Component data from apps and pages
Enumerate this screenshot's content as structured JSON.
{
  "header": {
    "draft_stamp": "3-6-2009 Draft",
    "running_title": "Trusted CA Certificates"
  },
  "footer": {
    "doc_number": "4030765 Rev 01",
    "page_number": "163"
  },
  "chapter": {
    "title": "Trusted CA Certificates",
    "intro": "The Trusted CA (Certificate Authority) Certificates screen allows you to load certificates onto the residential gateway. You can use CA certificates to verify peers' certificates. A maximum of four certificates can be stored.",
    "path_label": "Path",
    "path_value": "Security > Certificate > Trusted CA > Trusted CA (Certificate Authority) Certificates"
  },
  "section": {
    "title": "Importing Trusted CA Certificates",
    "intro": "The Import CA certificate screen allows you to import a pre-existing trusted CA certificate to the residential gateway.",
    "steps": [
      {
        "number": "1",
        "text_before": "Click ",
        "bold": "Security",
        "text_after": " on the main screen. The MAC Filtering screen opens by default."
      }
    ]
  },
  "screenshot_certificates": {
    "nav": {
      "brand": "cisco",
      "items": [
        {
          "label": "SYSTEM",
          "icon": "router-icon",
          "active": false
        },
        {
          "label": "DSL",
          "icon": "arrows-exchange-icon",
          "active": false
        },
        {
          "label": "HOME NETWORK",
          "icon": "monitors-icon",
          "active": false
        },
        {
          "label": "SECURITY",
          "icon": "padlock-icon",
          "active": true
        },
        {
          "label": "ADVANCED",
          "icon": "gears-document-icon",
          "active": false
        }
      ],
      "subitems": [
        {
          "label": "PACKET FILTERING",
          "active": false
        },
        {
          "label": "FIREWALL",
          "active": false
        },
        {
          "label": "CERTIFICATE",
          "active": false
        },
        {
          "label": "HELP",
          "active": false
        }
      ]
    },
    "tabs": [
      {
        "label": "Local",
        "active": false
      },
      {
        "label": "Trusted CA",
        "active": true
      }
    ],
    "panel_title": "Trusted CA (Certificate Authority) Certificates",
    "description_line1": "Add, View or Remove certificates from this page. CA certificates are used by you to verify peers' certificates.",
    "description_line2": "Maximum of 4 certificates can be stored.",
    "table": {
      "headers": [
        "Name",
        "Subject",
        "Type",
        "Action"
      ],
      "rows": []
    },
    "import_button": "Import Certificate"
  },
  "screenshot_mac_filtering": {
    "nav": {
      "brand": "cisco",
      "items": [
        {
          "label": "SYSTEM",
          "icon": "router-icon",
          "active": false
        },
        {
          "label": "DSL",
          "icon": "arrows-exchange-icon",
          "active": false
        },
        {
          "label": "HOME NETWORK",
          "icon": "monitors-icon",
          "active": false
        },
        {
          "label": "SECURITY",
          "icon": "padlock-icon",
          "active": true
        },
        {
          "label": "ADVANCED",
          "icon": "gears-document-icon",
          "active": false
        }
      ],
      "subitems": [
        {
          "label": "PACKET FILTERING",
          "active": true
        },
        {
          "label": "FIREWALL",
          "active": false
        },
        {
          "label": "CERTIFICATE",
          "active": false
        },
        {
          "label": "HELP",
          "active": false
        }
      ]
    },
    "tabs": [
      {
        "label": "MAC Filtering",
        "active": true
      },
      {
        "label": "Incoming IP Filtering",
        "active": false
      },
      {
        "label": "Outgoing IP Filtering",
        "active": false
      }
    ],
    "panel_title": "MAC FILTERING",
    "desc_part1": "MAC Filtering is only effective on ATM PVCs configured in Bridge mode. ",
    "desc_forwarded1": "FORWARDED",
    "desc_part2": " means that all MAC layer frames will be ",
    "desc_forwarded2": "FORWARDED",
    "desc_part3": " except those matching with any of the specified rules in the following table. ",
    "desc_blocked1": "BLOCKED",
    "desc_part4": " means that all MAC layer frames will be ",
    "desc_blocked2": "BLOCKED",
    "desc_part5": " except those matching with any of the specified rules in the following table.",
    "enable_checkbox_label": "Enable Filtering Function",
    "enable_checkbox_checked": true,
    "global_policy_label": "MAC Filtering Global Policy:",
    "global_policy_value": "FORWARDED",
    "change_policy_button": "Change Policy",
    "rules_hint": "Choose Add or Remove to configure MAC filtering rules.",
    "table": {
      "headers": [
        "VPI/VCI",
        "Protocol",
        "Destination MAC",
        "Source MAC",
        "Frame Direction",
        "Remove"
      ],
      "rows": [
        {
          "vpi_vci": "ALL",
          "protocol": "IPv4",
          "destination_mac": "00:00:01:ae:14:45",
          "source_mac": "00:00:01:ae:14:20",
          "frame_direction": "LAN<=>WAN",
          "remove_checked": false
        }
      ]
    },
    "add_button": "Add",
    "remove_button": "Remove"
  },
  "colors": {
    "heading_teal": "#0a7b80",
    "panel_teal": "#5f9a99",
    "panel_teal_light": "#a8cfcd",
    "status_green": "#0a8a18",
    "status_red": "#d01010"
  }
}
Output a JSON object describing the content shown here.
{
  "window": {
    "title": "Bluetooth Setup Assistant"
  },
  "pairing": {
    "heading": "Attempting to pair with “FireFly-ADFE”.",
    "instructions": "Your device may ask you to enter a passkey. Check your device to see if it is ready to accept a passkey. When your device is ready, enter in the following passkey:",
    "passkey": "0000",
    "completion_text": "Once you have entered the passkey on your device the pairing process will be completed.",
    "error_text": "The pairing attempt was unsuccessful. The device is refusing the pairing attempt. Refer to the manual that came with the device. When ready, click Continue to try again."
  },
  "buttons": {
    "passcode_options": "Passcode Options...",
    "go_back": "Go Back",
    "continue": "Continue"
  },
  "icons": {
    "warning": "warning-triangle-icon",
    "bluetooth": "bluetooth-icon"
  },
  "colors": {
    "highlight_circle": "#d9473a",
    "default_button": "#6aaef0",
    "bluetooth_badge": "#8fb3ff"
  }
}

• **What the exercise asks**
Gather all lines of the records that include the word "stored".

• **Task answer**
    "intro": "The Trusted CA (Certificate Authority) Certificates screen allows you to load certificates onto the residential gateway. You can use CA certificates to verify peers' certificates. A maximum of four certificates can be stored.",
    "description_line2": "Maximum of 4 certificates can be stored.",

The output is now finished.